Five minutes with Ollie Dabbous
Ollie was the head chef and co-proprietor of Dabbous and now runs Hide restaurant in London.
In this interview, Ollie tells us about flatbreads in the Middle East, expensive olive oil and how he’d be vegetarian if it wasn’t for the smell of barbecues.
Ollie’s first memory of food
I was born in the Middle East and the enormous flatbreads, that were cooked on the side of the road, will always stay in my memory. I always thought I could eat more than I was able. I also vividly remember my first meal at Le Manoir aux Quat’ Saisons, where I realised how much I had to learn.
The first recipe Ollie learned to cook
Brown bread ice cream, aged 6. All kids have a sweet tooth so making something sweet is a natural path into cooking.
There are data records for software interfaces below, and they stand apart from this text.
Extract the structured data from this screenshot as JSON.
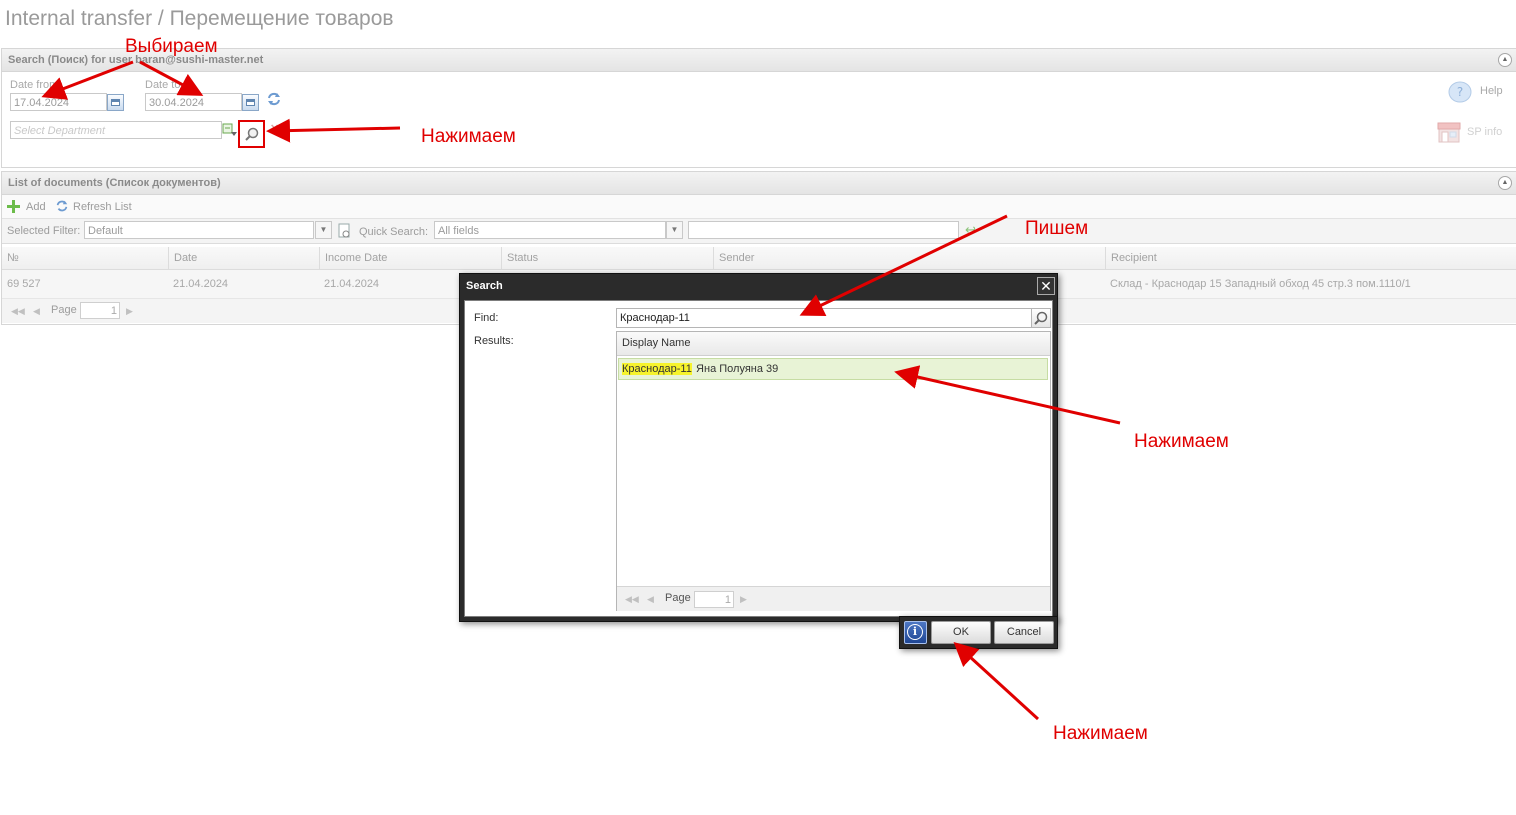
{
  "page": {
    "title": "Internal transfer / Перемещение товаров"
  },
  "search_panel": {
    "header": "Search (Поиск) for user baran@sushi-master.net",
    "date_from_label": "Date from",
    "date_from_value": "17.04.2024",
    "date_to_label": "Date to",
    "date_to_value": "30.04.2024",
    "department_placeholder": "Select Department",
    "help_label": "Help",
    "sp_info_label": "SP info"
  },
  "documents_panel": {
    "header": "List of documents (Список документов)",
    "add_label": "Add",
    "refresh_label": "Refresh List",
    "selected_filter_label": "Selected Filter:",
    "selected_filter_value": "Default",
    "quick_search_label": "Quick Search:",
    "quick_search_field": "All fields",
    "columns": [
      "№",
      "Date",
      "Income Date",
      "Status",
      "Sender",
      "Recipient"
    ],
    "rows": [
      {
        "number": "69 527",
        "date": "21.04.2024",
        "income_date": "21.04.2024",
        "recipient": "Склад - Краснодар 15 Западный обход 45 стр.3 пом.1110/1"
      }
    ],
    "page_label": "Page",
    "page_value": "1"
  },
  "dialog": {
    "title": "Search",
    "close_glyph": "✕",
    "find_label": "Find:",
    "find_value": "Краснодар-11",
    "results_label": "Results:",
    "results_header": "Display Name",
    "result_highlight": "Краснодар-11",
    "result_rest": " Яна Полуяна 39",
    "page_label": "Page",
    "page_value": "1",
    "info_glyph": "i",
    "ok_label": "OK",
    "cancel_label": "Cancel"
  },
  "annotations": {
    "choose": "Выбираем",
    "click1": "Нажимаем",
    "write": "Пишем",
    "click2": "Нажимаем",
    "click3": "Нажимаем",
    "color": "#e00000"
  }
}
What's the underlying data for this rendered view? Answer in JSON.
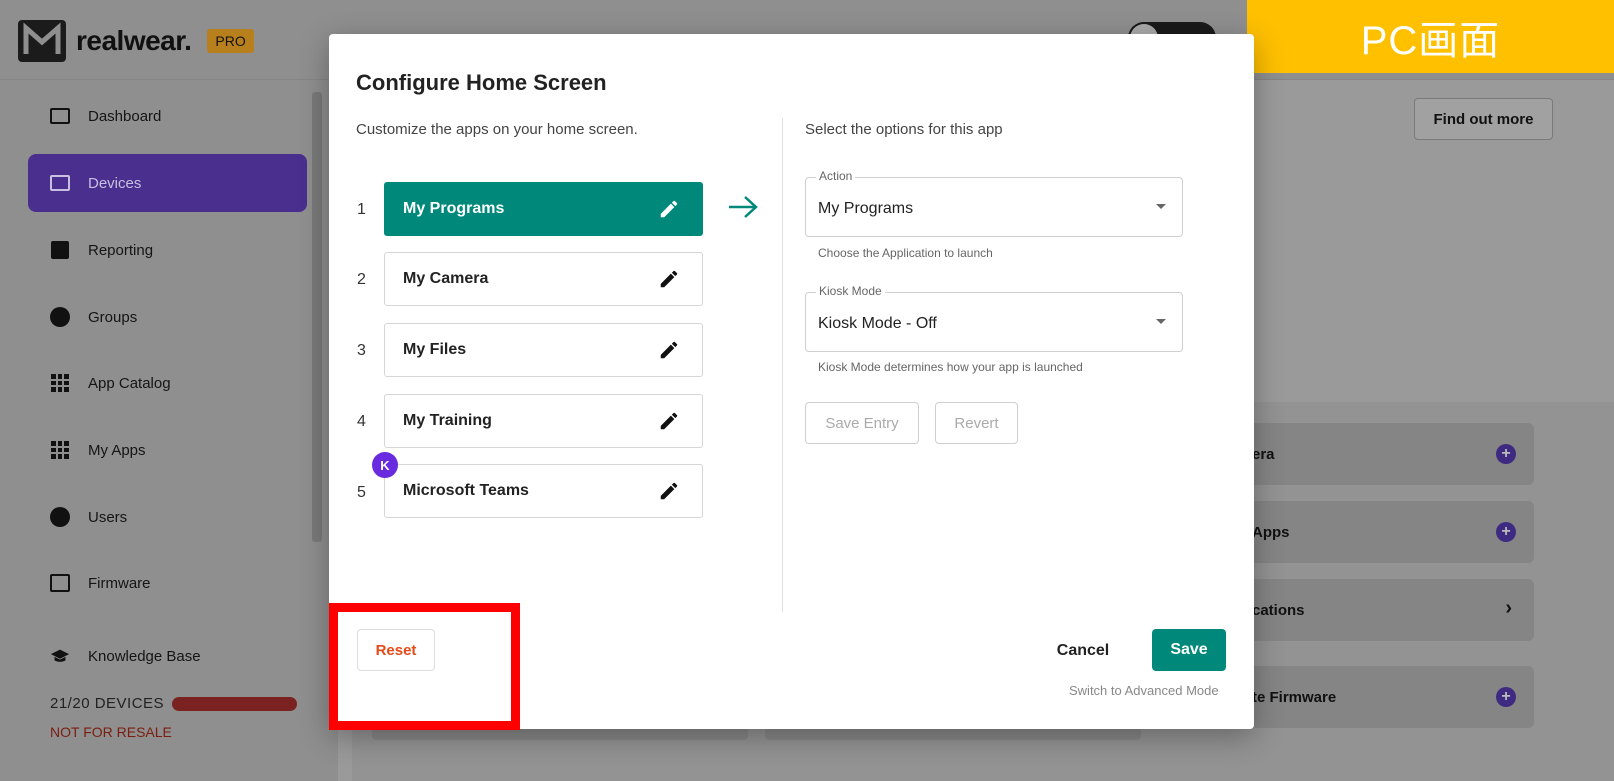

I vaguely remember there was a lot of mess for not much ice cream.
The one recipe that Ollie can’t live without
At the restaurant, the recipe most often made is the lemon dressing. We add a splash of chardonnay vinegar and a delicious fruity olive oil from the Baux valley in the South of France. It is eye-wateringly expensive, but no other olive oil is quite the same.
A recipe that denotes where Ollie is at the moment
Duck egg mayonnaise on toast with summer truffle and white asparagus. It showcases great seasonal produce in a very concise, sympathetic manner. It’s food that is restrained and refined, without fuss. I will be looking for the young chefs at the 2016 S.Pellegrino Young Chef competition to have a similar self-assuredness to their cooking that belies their age.
Ollie’s favourite recipe on the delicious. website
This sour cherry, red quinoa and spiced almond salad. It’s clean, fresh, light and vegetal. I can eat this kind of food throughout the summer. If it wasn’t for the smell of a barbecue, I could almost be a vegetarian in the warmer months.
Ollie is a judge for the S.Pellegrino Young Chef competition 2016.